As a simple example of how to make a loop run using all your cores, here is our original code:

foreach(MyClass c in data)

Here is our code using the Parallel Extensions:

Parallel.ForEach(data, delegate(MyClass c)

As you can see, the extensions make it easy enough to start getting some elementary parallelism working.

The tide is changing

I haven’t heard developers discussing parallelism all that much yet and that concerns me slightly given the impending dependence on parallelisation that high performance software solutions are going to have in the coming years. I wonder if perhaps this is because Microsoft hasn’t released anything specific about it yet (present post topic excluded) and therefore many in the .NET space simply have ignored the parallelisation issues. Certainly some developers are looking at languages such as Erlang which is designed with parallel development in mind and enables the creation of massively parallel software.

A key thing to remember is that parallisation is not a solved problem.
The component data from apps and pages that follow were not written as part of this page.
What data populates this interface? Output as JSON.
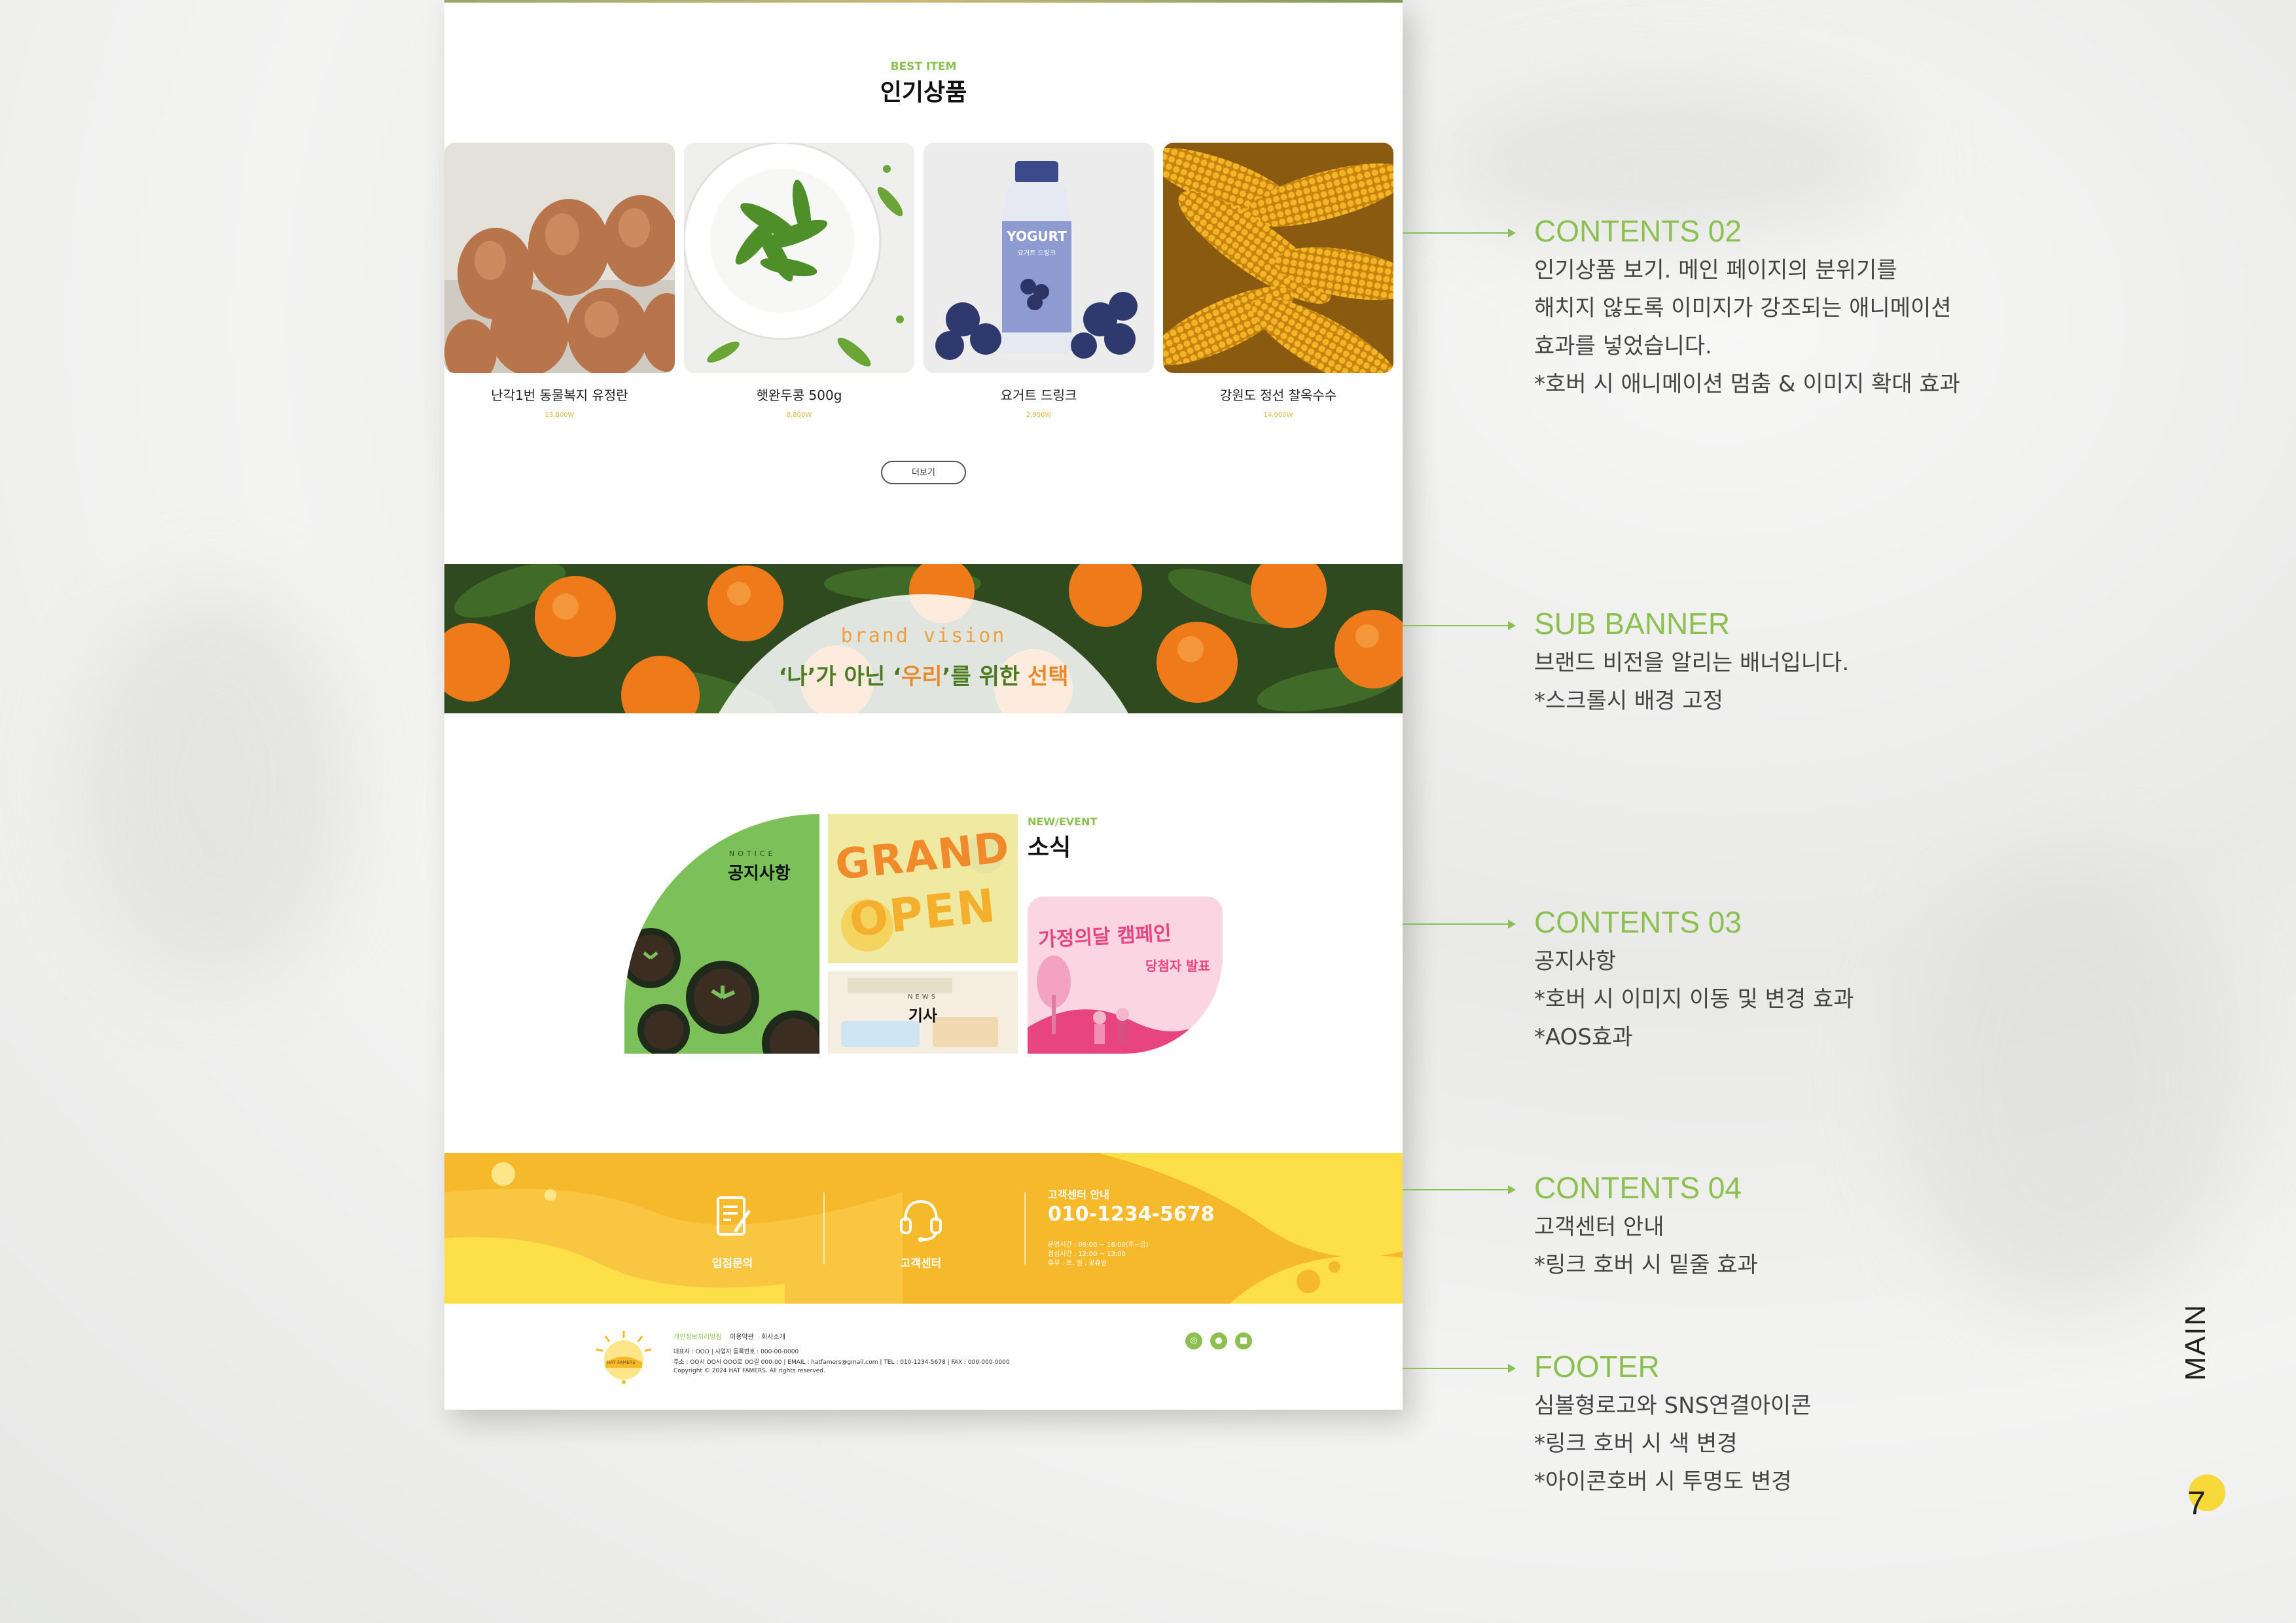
{
  "best": {
    "eng": "BEST ITEM",
    "kor": "인기상품",
    "more": "더보기"
  },
  "products": [
    {
      "name": "난각1번 동물복지 유정란",
      "price": "13,800W"
    },
    {
      "name": "햇완두콩 500g",
      "price": "8,800W"
    },
    {
      "name": "요거트 드링크",
      "price": "2,900W"
    },
    {
      "name": "강원도 정선 찰옥수수",
      "price": "14,900W"
    }
  ],
  "yogurt_label": {
    "brand": "YOGURT",
    "sub": "요거트 드링크"
  },
  "sub_banner": {
    "eng": "brand vision",
    "kor_part1": "‘나’가 아닌 ‘",
    "kor_part2": "우리",
    "kor_part3": "’를 위한 ",
    "kor_part4": "선택"
  },
  "news": {
    "eng": "NEW/EVENT",
    "kor": "소식",
    "notice_eng": "NOTICE",
    "notice_kor": "공지사항",
    "grand1": "GRAND",
    "grand2": "OPEN",
    "article_eng": "NEWS",
    "article_kor": "기사",
    "campaign": "가정의달 캠페인",
    "campaign_sub": "당첨자 발표"
  },
  "cs": {
    "item1": "입점문의",
    "item2": "고객센터",
    "title": "고객센터 안내",
    "phone": "010-1234-5678",
    "hours1": "운영시간 : 09:00 ~ 18:00(주~금)",
    "hours2": "점심시간 : 12:00 ~ 13:00",
    "hours3": "휴무 : 토, 일 , 공휴일"
  },
  "footer": {
    "links": [
      "개인정보처리방침",
      "이용약관",
      "회사소개"
    ],
    "logo_text": "HAT FAMERS",
    "info1": "대표자 : OOO  |  사업자 등록번호 : 000-00-0000",
    "info2": "주소 : OO시 OO시 OOO로 OO길 000-00  |  EMAIL : hatfamers@gmail.com  |  TEL : 010-1234-5678  |  FAX : 000-000-0000",
    "copyright": "Copyright © 2024 HAT FAMERS. All rights reserved.",
    "sns": [
      "instagram-icon",
      "kakao-icon",
      "blog-icon"
    ]
  },
  "annotations": [
    {
      "title": "CONTENTS 02",
      "lines": [
        "인기상품 보기. 메인 페이지의 분위기를",
        "해치지 않도록 이미지가 강조되는 애니메이션",
        "효과를 넣었습니다.",
        "*호버 시 애니메이션 멈춤 & 이미지 확대 효과"
      ]
    },
    {
      "title": "SUB BANNER",
      "lines": [
        "브랜드 비전을 알리는 배너입니다.",
        "*스크롤시 배경 고정"
      ]
    },
    {
      "title": "CONTENTS 03",
      "lines": [
        "공지사항",
        "*호버 시 이미지 이동 및 변경 효과",
        "*AOS효과"
      ]
    },
    {
      "title": "CONTENTS 04",
      "lines": [
        "고객센터 안내",
        "*링크 호버 시 밑줄 효과"
      ]
    },
    {
      "title": "FOOTER",
      "lines": [
        "심볼형로고와 SNS연결아이콘",
        "*링크 호버 시 색 변경",
        "*아이콘호버 시 투명도 변경"
      ]
    }
  ],
  "side": {
    "label": "MAIN",
    "page": "7"
  },
  "colors": {
    "accent_green": "#8cc152",
    "cs_yellow": "#f6b92b",
    "orange": "#e8892a"
  }
}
Simply dropping in a Microsoft assembly is not going to mean that your solutions are going to run a lot better all the time, hence my advice that developers everywhere should be sharpening their saw and rediscovering exactly what the long bearded lecturer in their computer science concurrency class was babbling about.

I would urge every developer to, at the very least, do some reading up on threading, concurrency and even perhaps try the Parallel Extensions.

– JD

Average Rating: 4.5 out of 5 based on 219 user reviews.